The inclusion of the memory controller in the CPU core represents a major change in the relationship between the motherboard components, as the memory control used to be done by the north bridge of the chipset.
The following diagram shows the classic relationship between a CPU and the memory controller. This example can be a 200MHz FSB Pentium 4 CPU working with a synchronous memory bus.
The clock generator generates a 200MHz clock to the north bridge, this is the FSB. The bus between north bridge and the CPU is 64 bits wide at 200MHz, but four 64 bits packets are sent every clock cycle. This is as if the bus was 4x200MHz and 64 bits wide, this is why the bus speed is often reported as being 800MHz clocked. The memory bus (that links the memory and the controller) is also 200MHz and 64 or 128 bits wide (single or dual channel). As it is DDR memory, two 64/128 bits packs are sent every clock cycle.
The K8 way is quite different.
The clock generator always drives the north bridge, and provides the reference frequency for the HyperTransport link between the north bridge and the CPU. The HyperTransport frequency can so be considered as the FSB, because the CPU uses this frequency to generate its own internal clock, through an internal multiplier.
As shown on the diagram, the memory controller speed is the same than the CPU speed. Memory requests are consequently sent at the CPU speed, on a 64/128 wide bus, according to the number of memory channels. We can see there is no more link between the clock generator and the memory. The memory clock is so obtained from the CPU clock, divided by a factor that depends on the memory specifications. The table below shows the dividers used according to the CPU frequency and the requested memory clock.
Of course, the integrated memory controller does not improve the memory bandwidth, but it allows to drastically reduce the request time. The measured latency is very low, as we'll see further. Moreover, unlike an external memory controller, the performances of the integrated controller of the K8 increase as the CPU speed increase ; consequently, so does the requests speed.
The integrated controller has a particular interest for multi-CPUs systems : in this case, the addressable memory size and the total bandwidth increase with the number of CPUs.
The problem with the integration of the memory controller is the lack of flexibility. The controller is dedicated to a memory technology, and every change in memory standard will need a change in the CPU design. Of course, this does not occur very often (at least not so often as CPU family change), but this could drastically increase the cost of the CPU, as its manufacturation process needs to be changed.
The HyperTransport technology

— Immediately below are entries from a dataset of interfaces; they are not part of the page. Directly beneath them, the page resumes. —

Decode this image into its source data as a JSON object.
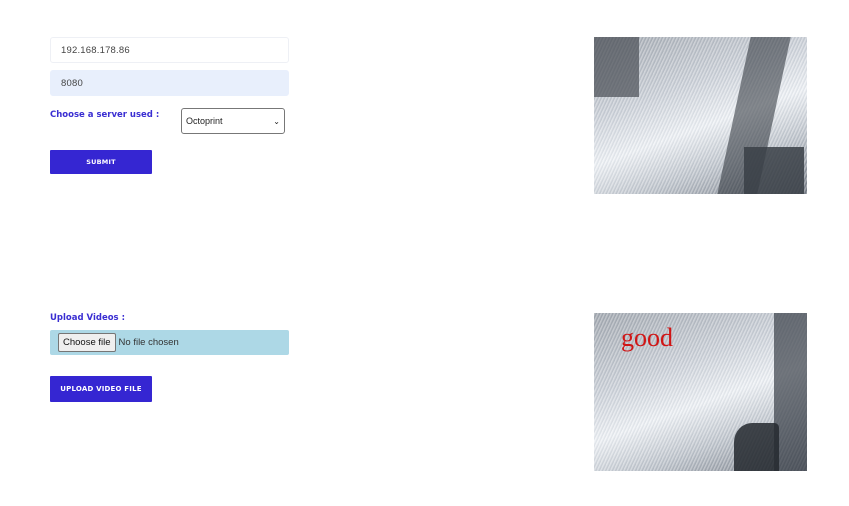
{
  "connection_form": {
    "ip_value": "192.168.178.86",
    "port_value": "8080",
    "server_label": "Choose a server used :",
    "server_selected": "Octoprint",
    "submit_label": "SUBMIT"
  },
  "upload_form": {
    "label": "Upload Videos :",
    "choose_file_label": "Choose file",
    "file_status": "No file chosen",
    "upload_label": "UPLOAD VIDEO FILE"
  },
  "camera_feeds": {
    "detection_text": "good"
  },
  "icons": {
    "select_arrow": "chevron-down-icon"
  },
  "colors": {
    "accent": "#3526d2",
    "file_input_bg": "#add8e6",
    "port_field_bg": "#e8effc",
    "detection_text": "#d01515"
  }
}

HyperTransport is a link protocol between CPU and peripherals, and between CPUs themselves in a multi processors system. It allows low latency exchanges, that makes it very relevant for CPUs communications. It uses a 16 bits wide bus at 800MHz, and a double data rate system, that allows it to reach a 3,2GB peak bandwidth.
HyperTransport is planned to be used with the new PCI-X devices.